A series of innovative and experimental musical practices emerged in the early twentieth century in response to the soundscape of urban experience. The Italian Futurist Luigi Russolo proposed that the noises of modern life could be captured in newly-constructed “noisemakers” that would supplement and even replace traditional instruments. The composer Edgard Varèse refashioned the art of composition into the “organization of sound,” which included electronic instruments and recorded sounds alongside traditional instruments used in often unconventional ways. With the expansion of these techniques, musicians have confronted and transformed the fundamental practices of Western art music, creating new sonic “worlds” that allow listeners to enter into virtual realities and imagined futures.
To what extent have these musical practices participated in the broader artistic and philosophical reflection on the proliferation of technology and its impact on modern life? To open a path to answering this question and assessing the cultural significance of electronic music and sound art, this seminar examines the history and aesthetics of the field from its origins in the early twentieth century to the present. It draws upon primary sources (electroacoustic works, artistic manifestos, and science fiction film) as well as recent work in musicology and philosophy. To experience directly the questions of form, expression, and technique musicians working in this medium face, seminar members will experiment with the production of electronic music through creative modeling projects, including drone composition and acousmatic music (musique concrète).

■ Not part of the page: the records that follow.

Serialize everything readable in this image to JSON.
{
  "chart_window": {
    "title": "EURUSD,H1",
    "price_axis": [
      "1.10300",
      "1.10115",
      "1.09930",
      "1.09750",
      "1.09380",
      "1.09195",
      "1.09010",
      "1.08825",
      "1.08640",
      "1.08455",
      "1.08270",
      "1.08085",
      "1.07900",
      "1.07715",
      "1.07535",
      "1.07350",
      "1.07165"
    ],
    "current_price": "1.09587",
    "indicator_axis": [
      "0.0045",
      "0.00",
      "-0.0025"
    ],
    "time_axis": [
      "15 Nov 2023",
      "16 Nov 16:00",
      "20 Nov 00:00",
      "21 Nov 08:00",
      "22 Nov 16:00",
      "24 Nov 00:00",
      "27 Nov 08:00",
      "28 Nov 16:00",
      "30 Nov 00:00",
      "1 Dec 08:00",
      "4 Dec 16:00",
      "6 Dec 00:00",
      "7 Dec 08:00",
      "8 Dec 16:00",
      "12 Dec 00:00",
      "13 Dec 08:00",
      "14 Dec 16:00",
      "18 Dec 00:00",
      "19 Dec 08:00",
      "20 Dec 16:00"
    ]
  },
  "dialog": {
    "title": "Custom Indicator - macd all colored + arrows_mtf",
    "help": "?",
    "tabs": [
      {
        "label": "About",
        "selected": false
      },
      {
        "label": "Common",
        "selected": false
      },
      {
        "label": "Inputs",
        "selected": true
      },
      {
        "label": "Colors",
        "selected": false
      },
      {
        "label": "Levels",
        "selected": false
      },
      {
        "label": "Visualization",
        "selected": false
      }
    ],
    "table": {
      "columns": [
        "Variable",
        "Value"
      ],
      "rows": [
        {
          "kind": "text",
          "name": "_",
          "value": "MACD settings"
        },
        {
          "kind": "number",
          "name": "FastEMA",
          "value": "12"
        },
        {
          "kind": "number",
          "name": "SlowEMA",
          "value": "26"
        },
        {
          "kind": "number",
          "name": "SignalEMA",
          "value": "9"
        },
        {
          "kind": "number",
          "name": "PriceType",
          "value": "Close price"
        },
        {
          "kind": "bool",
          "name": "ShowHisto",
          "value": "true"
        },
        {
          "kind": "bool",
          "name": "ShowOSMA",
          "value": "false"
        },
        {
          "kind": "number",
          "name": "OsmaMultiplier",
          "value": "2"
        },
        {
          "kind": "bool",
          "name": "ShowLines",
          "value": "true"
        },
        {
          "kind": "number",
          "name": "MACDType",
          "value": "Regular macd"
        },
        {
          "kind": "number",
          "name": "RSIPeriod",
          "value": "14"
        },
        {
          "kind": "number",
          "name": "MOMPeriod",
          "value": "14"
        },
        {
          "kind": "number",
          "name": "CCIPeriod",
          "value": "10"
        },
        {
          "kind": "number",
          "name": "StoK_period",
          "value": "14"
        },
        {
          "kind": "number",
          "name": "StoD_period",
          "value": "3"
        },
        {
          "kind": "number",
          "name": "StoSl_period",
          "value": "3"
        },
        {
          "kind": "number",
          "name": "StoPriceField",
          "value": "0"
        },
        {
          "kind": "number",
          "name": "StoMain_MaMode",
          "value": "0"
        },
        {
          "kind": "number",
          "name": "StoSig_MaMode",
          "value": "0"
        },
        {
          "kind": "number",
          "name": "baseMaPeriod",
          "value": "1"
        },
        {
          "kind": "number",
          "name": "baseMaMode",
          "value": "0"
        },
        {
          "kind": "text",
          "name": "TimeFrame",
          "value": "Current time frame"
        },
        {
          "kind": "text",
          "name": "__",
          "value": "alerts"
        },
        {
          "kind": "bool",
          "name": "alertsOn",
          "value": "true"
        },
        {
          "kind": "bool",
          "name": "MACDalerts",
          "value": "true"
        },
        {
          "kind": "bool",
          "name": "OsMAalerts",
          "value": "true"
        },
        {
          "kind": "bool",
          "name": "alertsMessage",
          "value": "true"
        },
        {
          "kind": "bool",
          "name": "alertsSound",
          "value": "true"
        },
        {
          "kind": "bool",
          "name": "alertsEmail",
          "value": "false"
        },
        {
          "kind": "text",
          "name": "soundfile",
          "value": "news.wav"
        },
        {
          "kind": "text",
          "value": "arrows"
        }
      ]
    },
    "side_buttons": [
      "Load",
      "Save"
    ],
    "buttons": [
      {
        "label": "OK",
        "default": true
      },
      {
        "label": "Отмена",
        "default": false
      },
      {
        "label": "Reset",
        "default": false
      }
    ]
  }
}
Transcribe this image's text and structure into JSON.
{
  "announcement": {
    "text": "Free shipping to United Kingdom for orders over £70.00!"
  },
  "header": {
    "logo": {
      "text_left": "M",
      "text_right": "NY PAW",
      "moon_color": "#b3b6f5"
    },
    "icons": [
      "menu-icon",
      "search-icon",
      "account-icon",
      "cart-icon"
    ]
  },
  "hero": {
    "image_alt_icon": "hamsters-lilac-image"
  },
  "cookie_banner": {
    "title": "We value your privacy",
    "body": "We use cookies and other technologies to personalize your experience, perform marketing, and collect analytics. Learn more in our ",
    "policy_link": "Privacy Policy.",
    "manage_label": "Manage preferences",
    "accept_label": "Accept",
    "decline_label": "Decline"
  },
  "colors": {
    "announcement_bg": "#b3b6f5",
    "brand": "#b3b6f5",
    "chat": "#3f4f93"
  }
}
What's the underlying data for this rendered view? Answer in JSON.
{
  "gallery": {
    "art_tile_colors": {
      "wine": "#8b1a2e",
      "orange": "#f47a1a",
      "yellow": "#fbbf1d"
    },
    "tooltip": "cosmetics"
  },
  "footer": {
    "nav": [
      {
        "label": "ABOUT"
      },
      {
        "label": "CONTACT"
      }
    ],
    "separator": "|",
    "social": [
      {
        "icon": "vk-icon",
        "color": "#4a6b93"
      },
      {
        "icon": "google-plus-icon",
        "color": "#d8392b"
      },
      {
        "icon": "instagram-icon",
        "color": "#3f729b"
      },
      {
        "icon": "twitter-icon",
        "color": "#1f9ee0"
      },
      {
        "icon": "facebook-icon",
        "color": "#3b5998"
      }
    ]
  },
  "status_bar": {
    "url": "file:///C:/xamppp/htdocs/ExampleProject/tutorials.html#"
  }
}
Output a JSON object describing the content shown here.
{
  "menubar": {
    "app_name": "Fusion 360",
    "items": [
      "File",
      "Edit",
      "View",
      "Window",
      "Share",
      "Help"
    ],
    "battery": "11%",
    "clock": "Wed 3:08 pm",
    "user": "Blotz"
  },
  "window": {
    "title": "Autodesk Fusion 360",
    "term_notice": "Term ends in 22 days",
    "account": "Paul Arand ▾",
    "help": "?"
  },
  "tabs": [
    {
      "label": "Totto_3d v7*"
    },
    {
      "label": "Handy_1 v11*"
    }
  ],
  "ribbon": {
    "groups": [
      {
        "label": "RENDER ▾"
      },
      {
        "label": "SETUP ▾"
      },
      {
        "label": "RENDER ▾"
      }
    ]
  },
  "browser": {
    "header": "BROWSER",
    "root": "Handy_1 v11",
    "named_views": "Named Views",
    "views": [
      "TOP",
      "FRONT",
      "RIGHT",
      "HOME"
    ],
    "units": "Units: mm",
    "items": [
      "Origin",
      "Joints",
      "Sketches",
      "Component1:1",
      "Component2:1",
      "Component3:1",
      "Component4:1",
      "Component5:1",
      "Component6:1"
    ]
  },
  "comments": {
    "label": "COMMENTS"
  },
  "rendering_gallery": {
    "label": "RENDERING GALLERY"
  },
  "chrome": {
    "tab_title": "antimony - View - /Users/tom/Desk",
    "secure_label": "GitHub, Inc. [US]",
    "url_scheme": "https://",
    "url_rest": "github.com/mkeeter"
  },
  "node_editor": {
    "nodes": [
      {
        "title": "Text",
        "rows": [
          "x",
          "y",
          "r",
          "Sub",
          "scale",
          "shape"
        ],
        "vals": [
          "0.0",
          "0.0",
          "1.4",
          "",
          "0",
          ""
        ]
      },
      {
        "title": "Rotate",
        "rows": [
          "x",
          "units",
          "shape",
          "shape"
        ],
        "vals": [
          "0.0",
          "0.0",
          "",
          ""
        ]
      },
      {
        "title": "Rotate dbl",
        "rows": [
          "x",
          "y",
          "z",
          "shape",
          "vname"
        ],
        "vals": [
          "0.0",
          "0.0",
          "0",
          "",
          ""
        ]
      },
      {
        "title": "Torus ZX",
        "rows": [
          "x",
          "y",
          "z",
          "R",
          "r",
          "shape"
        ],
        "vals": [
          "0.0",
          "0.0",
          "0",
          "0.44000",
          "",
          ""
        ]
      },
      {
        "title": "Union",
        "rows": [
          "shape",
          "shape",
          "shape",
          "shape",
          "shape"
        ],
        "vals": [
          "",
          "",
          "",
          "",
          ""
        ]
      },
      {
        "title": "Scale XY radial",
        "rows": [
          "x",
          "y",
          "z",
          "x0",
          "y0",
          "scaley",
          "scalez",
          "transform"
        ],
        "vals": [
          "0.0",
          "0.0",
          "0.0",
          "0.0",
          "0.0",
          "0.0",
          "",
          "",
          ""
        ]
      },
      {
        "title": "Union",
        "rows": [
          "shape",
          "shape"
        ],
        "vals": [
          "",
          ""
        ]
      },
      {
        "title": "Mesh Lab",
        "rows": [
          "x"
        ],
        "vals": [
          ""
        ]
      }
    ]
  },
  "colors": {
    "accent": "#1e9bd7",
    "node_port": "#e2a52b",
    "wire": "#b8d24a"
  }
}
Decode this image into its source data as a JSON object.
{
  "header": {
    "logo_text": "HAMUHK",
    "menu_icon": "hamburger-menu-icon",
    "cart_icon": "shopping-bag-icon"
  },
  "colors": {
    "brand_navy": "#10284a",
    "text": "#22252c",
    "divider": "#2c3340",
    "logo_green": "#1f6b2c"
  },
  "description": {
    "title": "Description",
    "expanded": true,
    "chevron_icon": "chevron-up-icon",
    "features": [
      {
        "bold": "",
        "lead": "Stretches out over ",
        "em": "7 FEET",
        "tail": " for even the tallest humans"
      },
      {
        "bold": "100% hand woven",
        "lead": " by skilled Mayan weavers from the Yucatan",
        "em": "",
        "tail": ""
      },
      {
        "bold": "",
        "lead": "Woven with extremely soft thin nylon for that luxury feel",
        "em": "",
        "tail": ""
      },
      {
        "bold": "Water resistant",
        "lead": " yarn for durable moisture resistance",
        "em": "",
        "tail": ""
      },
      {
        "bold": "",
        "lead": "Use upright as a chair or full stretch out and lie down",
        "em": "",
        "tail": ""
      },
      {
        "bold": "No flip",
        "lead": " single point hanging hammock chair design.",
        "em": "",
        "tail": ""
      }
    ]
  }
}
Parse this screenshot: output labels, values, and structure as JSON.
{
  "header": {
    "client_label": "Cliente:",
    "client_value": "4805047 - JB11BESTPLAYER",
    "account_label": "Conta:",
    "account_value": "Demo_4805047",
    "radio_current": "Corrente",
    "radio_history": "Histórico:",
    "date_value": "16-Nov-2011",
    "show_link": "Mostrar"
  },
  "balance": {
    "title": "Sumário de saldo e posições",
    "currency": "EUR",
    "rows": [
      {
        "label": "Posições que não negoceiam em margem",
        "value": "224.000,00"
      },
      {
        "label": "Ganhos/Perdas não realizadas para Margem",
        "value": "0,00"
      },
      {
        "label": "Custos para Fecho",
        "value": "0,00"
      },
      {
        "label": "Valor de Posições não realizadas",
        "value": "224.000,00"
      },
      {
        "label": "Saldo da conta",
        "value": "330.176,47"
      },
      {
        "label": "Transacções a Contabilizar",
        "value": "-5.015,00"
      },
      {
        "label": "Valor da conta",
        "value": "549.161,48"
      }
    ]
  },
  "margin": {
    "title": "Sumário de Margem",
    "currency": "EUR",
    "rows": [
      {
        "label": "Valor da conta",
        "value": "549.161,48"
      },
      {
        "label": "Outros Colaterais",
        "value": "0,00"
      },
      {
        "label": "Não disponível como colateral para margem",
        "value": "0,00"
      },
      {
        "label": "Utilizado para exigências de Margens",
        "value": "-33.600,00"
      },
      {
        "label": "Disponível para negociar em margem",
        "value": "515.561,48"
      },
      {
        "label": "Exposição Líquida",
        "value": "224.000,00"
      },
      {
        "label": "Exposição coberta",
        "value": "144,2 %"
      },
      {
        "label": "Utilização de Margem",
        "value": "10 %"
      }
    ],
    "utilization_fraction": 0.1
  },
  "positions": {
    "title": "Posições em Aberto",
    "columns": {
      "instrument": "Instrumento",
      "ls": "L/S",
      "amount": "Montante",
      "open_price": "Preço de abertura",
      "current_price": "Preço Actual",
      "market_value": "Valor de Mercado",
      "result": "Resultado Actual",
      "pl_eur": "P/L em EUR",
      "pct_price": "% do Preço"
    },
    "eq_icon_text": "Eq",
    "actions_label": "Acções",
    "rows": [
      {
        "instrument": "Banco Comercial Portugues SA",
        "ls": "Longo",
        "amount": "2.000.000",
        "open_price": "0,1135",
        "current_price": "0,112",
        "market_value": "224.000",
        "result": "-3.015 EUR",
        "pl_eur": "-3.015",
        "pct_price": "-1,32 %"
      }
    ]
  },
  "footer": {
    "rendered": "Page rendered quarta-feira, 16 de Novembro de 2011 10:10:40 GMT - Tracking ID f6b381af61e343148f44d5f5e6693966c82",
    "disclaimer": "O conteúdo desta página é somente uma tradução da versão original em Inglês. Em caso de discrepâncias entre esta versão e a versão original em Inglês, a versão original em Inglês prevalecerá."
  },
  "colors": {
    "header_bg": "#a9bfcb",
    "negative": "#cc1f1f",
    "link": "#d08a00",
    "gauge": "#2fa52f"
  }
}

HONS 390-05 Human Pathophysiology (Professor Eric McElroy)
Human Pathophysiology explores the physiology of the human body’s major organ systems through the lens of disease, epidemiology, and health care. The human organism is maintained by the functions and complex interactions of its many component organs and systems; these relationships are particularly highlighted when disease impacts the normal function of any given component. This course will explore how disease impacts the physiology of the renal, endocrine, digestive, cardiovascular, nervous and immune systems; how epidemiology informs risk factors and vectors of disease; and, how the health care industry treats disease. Particular focus will be directed towards major diseases impacting our region and nation, as well as emerging diseases worldwide—both in terms of incidence and socioeconomic costs, and emerging medical therapies such as genetically-tailored treatments and gene therapies.
*This course is intended for pre-med majors.
HONS 390-06 The Business of Show Business (Professor Cristy Landis)
What does it take to produce live theatre in America today? This unique industry employs thousands of individuals beyond just the actors, directors and stagehands which necessitates great organizational skills and exceptional business acumen. This course will delve into the rewards and challenges of producing plays and musicals in both the profit and nonprofit sectors.
Topics will include contracts, copyrights, marketing, theatrical unions, collective bargaining and how to marry artistic goals with a viably sustainable venture. We will look at the perils and profits of financing a Broadway show in the context of some of the greatest hits and the greatest flops. Would you put your money into a show about a 1978 scientific examination of the Shroud of Turin with clerical kick-lines, one about a city in which private toilets are outlawed and the big number is “It’s a Privilege to Pee” or one that centers on the reincarnation of anthropomorphized felines based on a work of poetry from the 1930s?
Students will engage with professionals currently working in the “Biz” at various levels including playwrights, producers, actors, and technicians.
*Please note that Spring 2022 course offerings are tentative, and are subject to change